But it is not all doom and gloom. Many of our young people who were too young to remember the worst accesses of our conflict are not really turned on by political divisions. They are interested in real politics such as employment and education. They do socialise in neutral spaces with people from a different religious background – not in great numbers but in significant numbers. They cannot get emotive about the past as they were not affected by it to the same extent as their elders. This leaves many victims feeling even more unheard and not listened too. Therefore the victims can only talk to people of their own generation who very often see the conflict and interpret the solution in terms of orange and green.

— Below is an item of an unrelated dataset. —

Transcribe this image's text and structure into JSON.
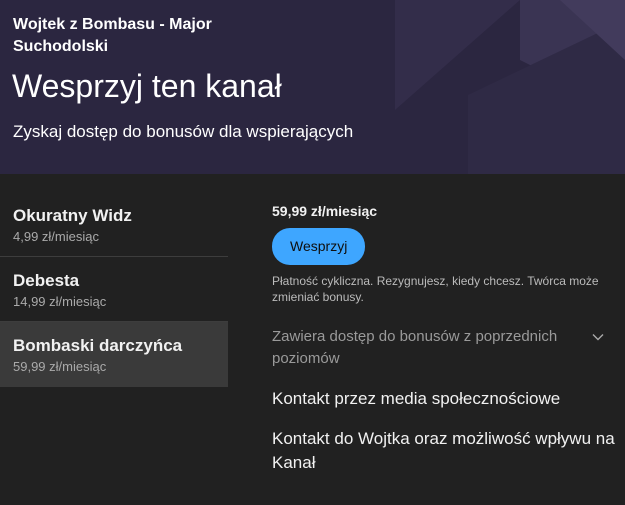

Some of our backward looking politicians could be accused of using the victims and the wrongs of the past as a comfort blanket with which to insulate themselves against dealing with issues such as compromise – in doing so they do the victims no favours. And so while the prison of the past might be closed its ghost lives on in the hurt, pain and suffering endured by a society who still have to hold the big debate on guilt, forgiveness, hope and responsibility. We still have to decide how we deal with our past, learn to live together, end segregation and allow peace to be the centre of our lives instead of concentrating on a concrete building of divided historical significance.

Sadly, society cannot force the individual to compromise – that is a personal issue. But we can help victims if only we had the political and societal will. Society is more responsible for the continued imprisonment of victims than it would care to admit. The continued voluntary separation of our people at all levels is a prison cell and lack of positive political leadership the bolt that fastens the door shut – this is the real prison – the prison of the present that incarcerates us all to our past.

And to think the rest of the world thought we had solved the problem!